Lawyers are a little happier with the service provided by the Legal Ombudsman (LeO) than complainants, new research has revealed.
The results of customer satisfaction surveys undertaken between July 2011 and June 2012 also showed that just 27% of consumers were told about LeO by their lawyer, despite the mandatory signposting requirements.
The quarterly survey of around 250 complainants and 100 lawyers found, unsurprisingly, that the outcome of their case coloured respondents’ views on the process, but overall 80% of lawyers were satisfied with the professional service provided by LeO, and 20% dissatisfied, compared to 72%/28% for complainants.
Lawyers were particularly positive about the fairness with which their case was handled, and that the service was generally effective/professional. For consumers it was the ‘good’ service and that LeO had handled the case well. On the flip side dissatisfaction came from both sides feeling LeO was biased against them.
The report concluded that whilst perceptions of LeO and its case process are generally very positive, there are some areas which need improvement in the perceptions of both complainants and lawyers.
It explained: “Not surprisingly lawyers are more familiar than complainants with the Legal Ombudsman, having been involved in more cases, and have a greater knowledge of the organisation. This translates into their expectations more likely to be met in terms of length of case and amount of contact.
“Complainants are more likely to find the Legal Ombudsman’s website useful than lawyers. Those who did not find it useful, feel there needs to be more specific information about case outcomes, and more information for complainants rather than lawyers. Lawyers in contrast feel the website is too focused on complainants’ issues, however they also mention a lack of detailed information.”
The survey noted that whilst outcome of case will always have a significant impact on perceptions, other aspects are also important. For both complainants and lawyers, critical factors include: confidence in the process; decision-making being fair; information provided and used that reflected the case details; taking into account complainants’/lawyers’ views at all stages; speed of case; and confidence that the case has been fully investigated.

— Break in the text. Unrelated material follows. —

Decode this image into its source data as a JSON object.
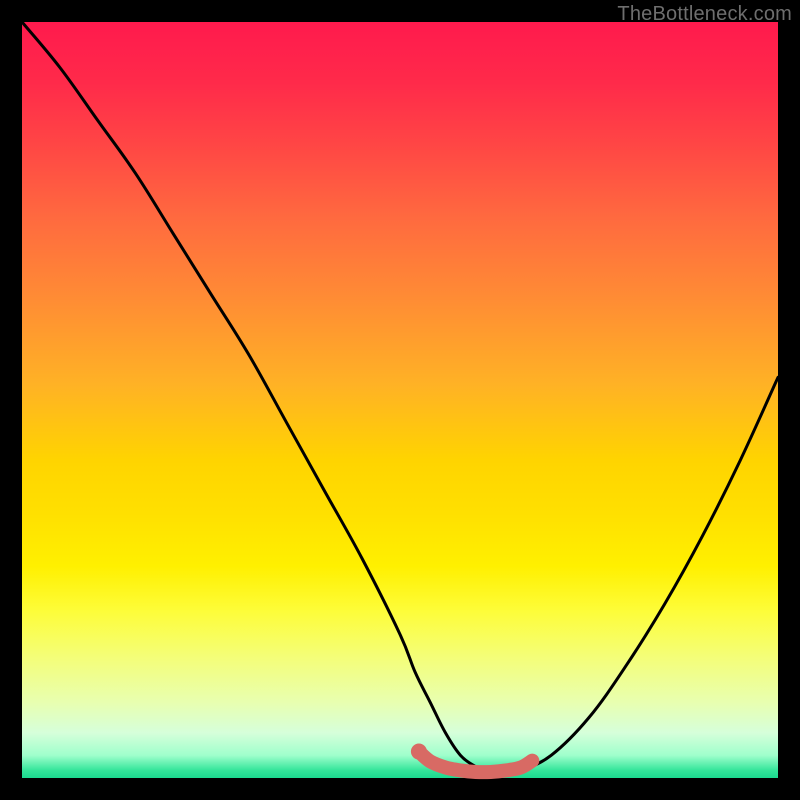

The only aspects that differ between complainants and lawyers is that complainants also need to understand the process and have issues explained to them. Lawyers feel conducting the case effectively and professionally is more important.